# TASK DESCRIPTION
The answer must be an exact copy of the records, with every picture left out.

*** Opening DATASET EXCERPTS ***

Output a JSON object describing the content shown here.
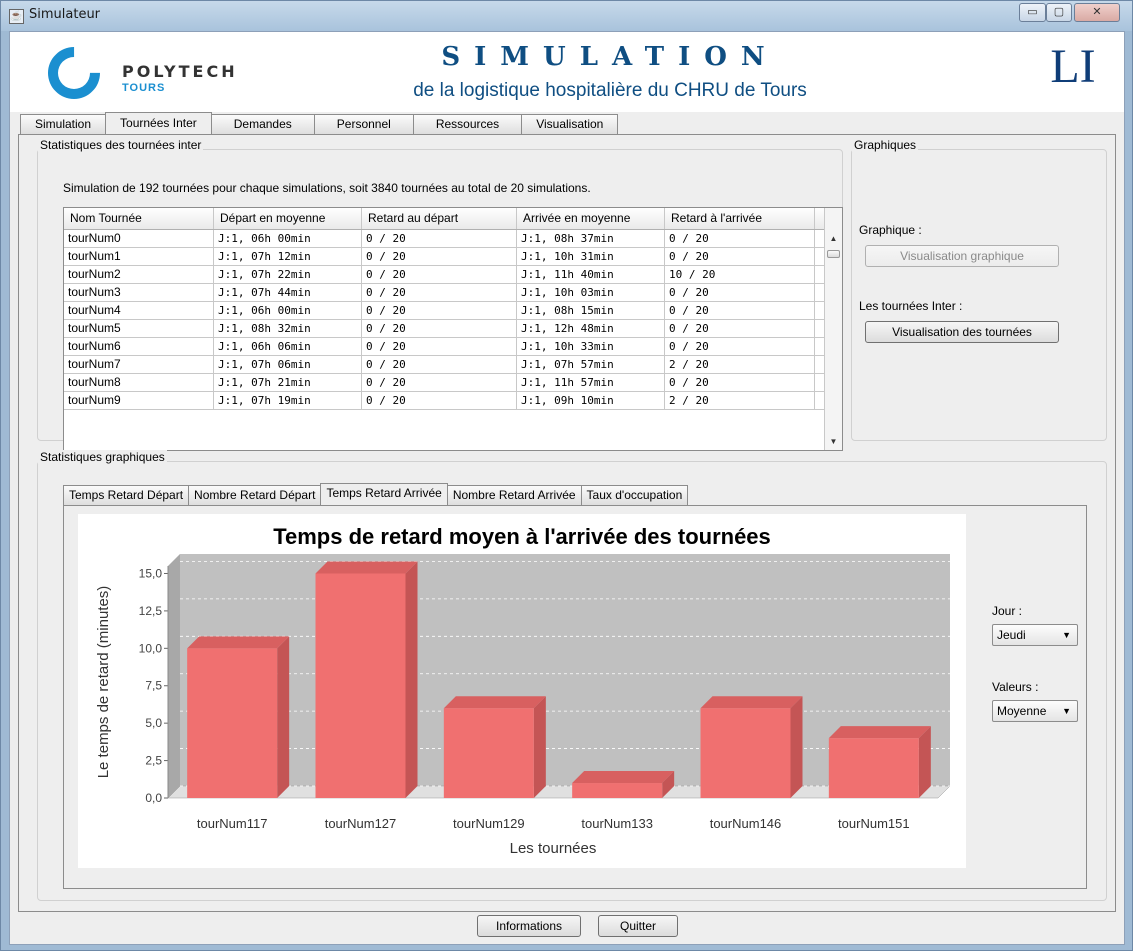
{
  "window": {
    "title": "Simulateur",
    "controls": {
      "minimize": "▭",
      "maximize": "▢",
      "close": "✕"
    }
  },
  "header": {
    "logo_text": "POLYTECH",
    "logo_sub": "TOURS",
    "title": "SIMULATION",
    "subtitle": "de la logistique hospitalière du CHRU de Tours",
    "lab_logo": "LI"
  },
  "tabs": [
    "Simulation",
    "Tournées Inter",
    "Demandes",
    "Personnel",
    "Ressources",
    "Visualisation"
  ],
  "active_tab": "Tournées Inter",
  "stats": {
    "group_label": "Statistiques des tournées inter",
    "summary": "Simulation de 192 tournées pour chaque simulations, soit 3840 tournées au total de 20 simulations.",
    "columns": [
      "Nom Tournée",
      "Départ en moyenne",
      "Retard au départ",
      "Arrivée en moyenne",
      "Retard à l'arrivée"
    ],
    "rows": [
      [
        "tourNum0",
        "J:1, 06h 00min",
        "0 / 20",
        "J:1, 08h 37min",
        "0 / 20"
      ],
      [
        "tourNum1",
        "J:1, 07h 12min",
        "0 / 20",
        "J:1, 10h 31min",
        "0 / 20"
      ],
      [
        "tourNum2",
        "J:1, 07h 22min",
        "0 / 20",
        "J:1, 11h 40min",
        "10 / 20"
      ],
      [
        "tourNum3",
        "J:1, 07h 44min",
        "0 / 20",
        "J:1, 10h 03min",
        "0 / 20"
      ],
      [
        "tourNum4",
        "J:1, 06h 00min",
        "0 / 20",
        "J:1, 08h 15min",
        "0 / 20"
      ],
      [
        "tourNum5",
        "J:1, 08h 32min",
        "0 / 20",
        "J:1, 12h 48min",
        "0 / 20"
      ],
      [
        "tourNum6",
        "J:1, 06h 06min",
        "0 / 20",
        "J:1, 10h 33min",
        "0 / 20"
      ],
      [
        "tourNum7",
        "J:1, 07h 06min",
        "0 / 20",
        "J:1, 07h 57min",
        "2 / 20"
      ],
      [
        "tourNum8",
        "J:1, 07h 21min",
        "0 / 20",
        "J:1, 11h 57min",
        "0 / 20"
      ],
      [
        "tourNum9",
        "J:1, 07h 19min",
        "0 / 20",
        "J:1, 09h 10min",
        "2 / 20"
      ]
    ]
  },
  "graphiques": {
    "group_label": "Graphiques",
    "graph_label": "Graphique :",
    "graph_button": "Visualisation graphique",
    "tours_label": "Les tournées Inter :",
    "tours_button": "Visualisation des tournées"
  },
  "chart_section": {
    "group_label": "Statistiques graphiques",
    "tabs": [
      "Temps Retard Départ",
      "Nombre Retard Départ",
      "Temps Retard Arrivée",
      "Nombre Retard Arrivée",
      "Taux d'occupation"
    ],
    "active_tab": "Temps Retard Arrivée",
    "jour_label": "Jour :",
    "jour_value": "Jeudi",
    "valeurs_label": "Valeurs :",
    "valeurs_value": "Moyenne"
  },
  "chart_data": {
    "type": "bar",
    "title": "Temps de retard moyen à l'arrivée des tournées",
    "xlabel": "Les tournées",
    "ylabel": "Le temps de retard (minutes)",
    "categories": [
      "tourNum117",
      "tourNum127",
      "tourNum129",
      "tourNum133",
      "tourNum146",
      "tourNum151"
    ],
    "values": [
      10,
      15,
      6,
      1,
      6,
      4
    ],
    "ylim": [
      0,
      15.5
    ],
    "yticks": [
      "0,0",
      "2,5",
      "5,0",
      "7,5",
      "10,0",
      "12,5",
      "15,0"
    ],
    "bar_color": "#f07070",
    "plot_bg": "#c0c0c0",
    "grid": true
  },
  "footer": {
    "info_button": "Informations",
    "quit_button": "Quitter"
  }
}
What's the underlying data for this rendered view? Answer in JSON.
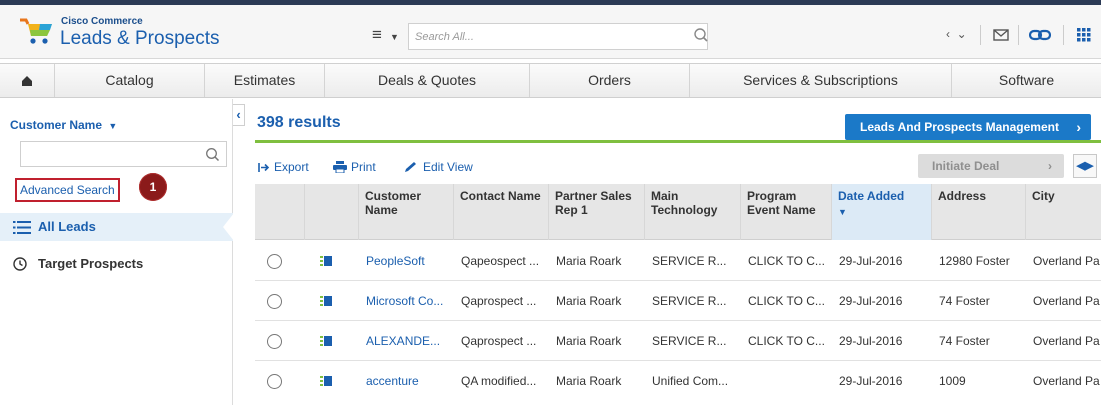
{
  "colors": {
    "brand": "#1b5fae",
    "accent_green": "#7fbf3f",
    "primary_button": "#1b79c8",
    "badge": "#8b1a1a",
    "highlight_border": "#c0202e"
  },
  "header": {
    "brand_small": "Cisco Commerce",
    "brand_title": "Leads & Prospects",
    "search_placeholder": "Search All...",
    "icons": [
      "menu-icon",
      "search-icon",
      "user-caret-icon",
      "mail-icon",
      "link-icon",
      "apps-grid-icon"
    ]
  },
  "nav": {
    "items": [
      {
        "label": ""
      },
      {
        "label": "Catalog"
      },
      {
        "label": "Estimates"
      },
      {
        "label": "Deals & Quotes"
      },
      {
        "label": "Orders"
      },
      {
        "label": "Services & Subscriptions"
      },
      {
        "label": "Software"
      }
    ]
  },
  "sidebar": {
    "filter_title": "Customer Name",
    "advanced_search": "Advanced Search",
    "badge": "1",
    "items": [
      {
        "label": "All Leads",
        "icon": "list-icon",
        "selected": true
      },
      {
        "label": "Target Prospects",
        "icon": "clock-icon",
        "selected": false
      }
    ]
  },
  "main": {
    "results": "398 results",
    "management_button": "Leads And Prospects Management",
    "toolbar": {
      "export": "Export",
      "print": "Print",
      "edit_view": "Edit View",
      "initiate_deal": "Initiate Deal"
    }
  },
  "table": {
    "columns": [
      {
        "label": ""
      },
      {
        "label": ""
      },
      {
        "label": "Customer Name"
      },
      {
        "label": "Contact Name"
      },
      {
        "label": "Partner Sales Rep 1"
      },
      {
        "label": "Main Technology"
      },
      {
        "label": "Program Event Name"
      },
      {
        "label": "Date Added",
        "sorted": "desc"
      },
      {
        "label": "Address"
      },
      {
        "label": "City"
      }
    ],
    "rows": [
      {
        "customer": "PeopleSoft",
        "contact": "Qapeospect ...",
        "rep": "Maria Roark",
        "tech": "SERVICE R...",
        "event": "CLICK TO C...",
        "date": "29-Jul-2016",
        "address": "12980 Foster",
        "city": "Overland Pa"
      },
      {
        "customer": "Microsoft Co...",
        "contact": "Qaprospect ...",
        "rep": "Maria Roark",
        "tech": "SERVICE R...",
        "event": "CLICK TO C...",
        "date": "29-Jul-2016",
        "address": "74 Foster",
        "city": "Overland Pa"
      },
      {
        "customer": "ALEXANDE...",
        "contact": "Qaprospect ...",
        "rep": "Maria Roark",
        "tech": "SERVICE R...",
        "event": "CLICK TO C...",
        "date": "29-Jul-2016",
        "address": "74 Foster",
        "city": "Overland Pa"
      },
      {
        "customer": "accenture",
        "contact": "QA modified...",
        "rep": "Maria Roark",
        "tech": "Unified Com...",
        "event": "",
        "date": "29-Jul-2016",
        "address": "1009",
        "city": "Overland Pa"
      }
    ]
  }
}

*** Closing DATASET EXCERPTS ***

# RESULT FOR THIS TASK
Output a JSON object describing the content shown here.
{
  "window": {
    "title": "Simulateur",
    "controls": {
      "minimize": "▭",
      "maximize": "▢",
      "close": "✕"
    }
  },
  "header": {
    "logo_text": "POLYTECH",
    "logo_sub": "TOURS",
    "title": "SIMULATION",
    "subtitle": "de la logistique hospitalière du CHRU de Tours",
    "lab_logo": "LI"
  },
  "tabs": [
    "Simulation",
    "Tournées Inter",
    "Demandes",
    "Personnel",
    "Ressources",
    "Visualisation"
  ],
  "active_tab": "Tournées Inter",
  "stats": {
    "group_label": "Statistiques des tournées inter",
    "summary": "Simulation de 192 tournées pour chaque simulations, soit 3840 tournées au total de 20 simulations.",
    "columns": [
      "Nom Tournée",
      "Départ en moyenne",
      "Retard au départ",
      "Arrivée en moyenne",
      "Retard à l'arrivée"
    ],
    "rows": [
      [
        "tourNum0",
        "J:1, 06h 00min",
        "0 / 20",
        "J:1, 08h 37min",
        "0 / 20"
      ],
      [
        "tourNum1",
        "J:1, 07h 12min",
        "0 / 20",
        "J:1, 10h 31min",
        "0 / 20"
      ],
      [
        "tourNum2",
        "J:1, 07h 22min",
        "0 / 20",
        "J:1, 11h 40min",
        "10 / 20"
      ],
      [
        "tourNum3",
        "J:1, 07h 44min",
        "0 / 20",
        "J:1, 10h 03min",
        "0 / 20"
      ],
      [
        "tourNum4",
        "J:1, 06h 00min",
        "0 / 20",
        "J:1, 08h 15min",
        "0 / 20"
      ],
      [
        "tourNum5",
        "J:1, 08h 32min",
        "0 / 20",
        "J:1, 12h 48min",
        "0 / 20"
      ],
      [
        "tourNum6",
        "J:1, 06h 06min",
        "0 / 20",
        "J:1, 10h 33min",
        "0 / 20"
      ],
      [
        "tourNum7",
        "J:1, 07h 06min",
        "0 / 20",
        "J:1, 07h 57min",
        "2 / 20"
      ],
      [
        "tourNum8",
        "J:1, 07h 21min",
        "0 / 20",
        "J:1, 11h 57min",
        "0 / 20"
      ],
      [
        "tourNum9",
        "J:1, 07h 19min",
        "0 / 20",
        "J:1, 09h 10min",
        "2 / 20"
      ]
    ]
  },
  "graphiques": {
    "group_label": "Graphiques",
    "graph_label": "Graphique :",
    "graph_button": "Visualisation graphique",
    "tours_label": "Les tournées Inter :",
    "tours_button": "Visualisation des tournées"
  },
  "chart_section": {
    "group_label": "Statistiques graphiques",
    "tabs": [
      "Temps Retard Départ",
      "Nombre Retard Départ",
      "Temps Retard Arrivée",
      "Nombre Retard Arrivée",
      "Taux d'occupation"
    ],
    "active_tab": "Temps Retard Arrivée",
    "jour_label": "Jour :",
    "jour_value": "Jeudi",
    "valeurs_label": "Valeurs :",
    "valeurs_value": "Moyenne"
  },
  "chart_data": {
    "type": "bar",
    "title": "Temps de retard moyen à l'arrivée des tournées",
    "xlabel": "Les tournées",
    "ylabel": "Le temps de retard (minutes)",
    "categories": [
      "tourNum117",
      "tourNum127",
      "tourNum129",
      "tourNum133",
      "tourNum146",
      "tourNum151"
    ],
    "values": [
      10,
      15,
      6,
      1,
      6,
      4
    ],
    "ylim": [
      0,
      15.5
    ],
    "yticks": [
      "0,0",
      "2,5",
      "5,0",
      "7,5",
      "10,0",
      "12,5",
      "15,0"
    ],
    "bar_color": "#f07070",
    "plot_bg": "#c0c0c0",
    "grid": true
  },
  "footer": {
    "info_button": "Informations",
    "quit_button": "Quitter"
  }
}
What's the underlying data for this rendered view? Answer in JSON.
{
  "colors": {
    "brand": "#1b5fae",
    "accent_green": "#7fbf3f",
    "primary_button": "#1b79c8",
    "badge": "#8b1a1a",
    "highlight_border": "#c0202e"
  },
  "header": {
    "brand_small": "Cisco Commerce",
    "brand_title": "Leads & Prospects",
    "search_placeholder": "Search All...",
    "icons": [
      "menu-icon",
      "search-icon",
      "user-caret-icon",
      "mail-icon",
      "link-icon",
      "apps-grid-icon"
    ]
  },
  "nav": {
    "items": [
      {
        "label": ""
      },
      {
        "label": "Catalog"
      },
      {
        "label": "Estimates"
      },
      {
        "label": "Deals & Quotes"
      },
      {
        "label": "Orders"
      },
      {
        "label": "Services & Subscriptions"
      },
      {
        "label": "Software"
      }
    ]
  },
  "sidebar": {
    "filter_title": "Customer Name",
    "advanced_search": "Advanced Search",
    "badge": "1",
    "items": [
      {
        "label": "All Leads",
        "icon": "list-icon",
        "selected": true
      },
      {
        "label": "Target Prospects",
        "icon": "clock-icon",
        "selected": false
      }
    ]
  },
  "main": {
    "results": "398 results",
    "management_button": "Leads And Prospects Management",
    "toolbar": {
      "export": "Export",
      "print": "Print",
      "edit_view": "Edit View",
      "initiate_deal": "Initiate Deal"
    }
  },
  "table": {
    "columns": [
      {
        "label": ""
      },
      {
        "label": ""
      },
      {
        "label": "Customer Name"
      },
      {
        "label": "Contact Name"
      },
      {
        "label": "Partner Sales Rep 1"
      },
      {
        "label": "Main Technology"
      },
      {
        "label": "Program Event Name"
      },
      {
        "label": "Date Added",
        "sorted": "desc"
      },
      {
        "label": "Address"
      },
      {
        "label": "City"
      }
    ],
    "rows": [
      {
        "customer": "PeopleSoft",
        "contact": "Qapeospect ...",
        "rep": "Maria Roark",
        "tech": "SERVICE R...",
        "event": "CLICK TO C...",
        "date": "29-Jul-2016",
        "address": "12980 Foster",
        "city": "Overland Pa"
      },
      {
        "customer": "Microsoft Co...",
        "contact": "Qaprospect ...",
        "rep": "Maria Roark",
        "tech": "SERVICE R...",
        "event": "CLICK TO C...",
        "date": "29-Jul-2016",
        "address": "74 Foster",
        "city": "Overland Pa"
      },
      {
        "customer": "ALEXANDE...",
        "contact": "Qaprospect ...",
        "rep": "Maria Roark",
        "tech": "SERVICE R...",
        "event": "CLICK TO C...",
        "date": "29-Jul-2016",
        "address": "74 Foster",
        "city": "Overland Pa"
      },
      {
        "customer": "accenture",
        "contact": "QA modified...",
        "rep": "Maria Roark",
        "tech": "Unified Com...",
        "event": "",
        "date": "29-Jul-2016",
        "address": "1009",
        "city": "Overland Pa"
      }
    ]
  }
}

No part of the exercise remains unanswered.